Buckingham Palace have confirmed that Her Majesty The Queen will miss the State Opening of Parliament on Tuesday for only the third time in her reign. Due to “episodic mobility issues” Her Majesty will miss the state event and instead the Queen’s Speech will be read by The Prince of Wales on The Queen’s behalf.
Her Majesty The Queen has opened every session of Parliament in her reign except in 1959 and 1963 when she was pregnant with Prince Andrew and Prince Edward respectively. On those two occasions, the sessions were opened by the Lords Commissioners, while the Lord Chancellor read the Queen’s Speech.
The Prince of Wales will be accompanied by The Duchess of Cornwall and The Duke of Cambridge will also be in attendance.
It is reported that Buckingham Palace were willing to wait until Tuesday morning to make the final decision with aides having prepared contingency plans for The Queen to attend including a “discrete wheelchair route” however it is understood The Queen is having too much difficulty walking and so will not attend.
A Buckingham Palace spokesperson commented, “The Queen continues to experience episodic mobility problems, and in consultation with her doctors has reluctantly decided that she will not attend the State Opening of Parliament tomorrow. At Her Majesty’s request, and with the agreement of the relevant authorities, The Prince of Wales will read The Queen’s speech on Her Majesty’s behalf, with The Duke of Cambridge also in attendance.”
A new Letters Patent was issued by The Queen to cover the State Opening delegating to Counsellors of State the royal function of opening a new session of Parliament. In this instance, it allows The Prince of Wales and The Duke of Cambridge to exercise this function.

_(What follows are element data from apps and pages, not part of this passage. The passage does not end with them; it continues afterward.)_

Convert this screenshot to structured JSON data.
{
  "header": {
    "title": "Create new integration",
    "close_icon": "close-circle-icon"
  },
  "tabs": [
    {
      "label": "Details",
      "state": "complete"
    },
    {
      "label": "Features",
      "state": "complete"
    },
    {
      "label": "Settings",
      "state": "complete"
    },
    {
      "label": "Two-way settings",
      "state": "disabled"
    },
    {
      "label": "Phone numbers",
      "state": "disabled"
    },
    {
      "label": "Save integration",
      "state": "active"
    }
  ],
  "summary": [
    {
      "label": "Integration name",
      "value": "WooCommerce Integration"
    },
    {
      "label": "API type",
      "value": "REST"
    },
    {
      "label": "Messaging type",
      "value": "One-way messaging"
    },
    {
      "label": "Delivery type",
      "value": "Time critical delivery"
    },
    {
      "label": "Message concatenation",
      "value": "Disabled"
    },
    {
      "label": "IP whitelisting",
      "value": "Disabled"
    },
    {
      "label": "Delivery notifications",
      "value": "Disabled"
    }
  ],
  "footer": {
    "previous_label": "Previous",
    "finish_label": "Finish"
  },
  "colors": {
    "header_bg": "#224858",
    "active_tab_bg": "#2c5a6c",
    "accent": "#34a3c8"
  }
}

The news comes just days after it was announced that Her Majesty would not attend any of this year’s garden parties at Buckingham Palace and will instead be represented by other members of The Royal Family.
The Queen is expected to take part in some virtual and private engagements later on this week.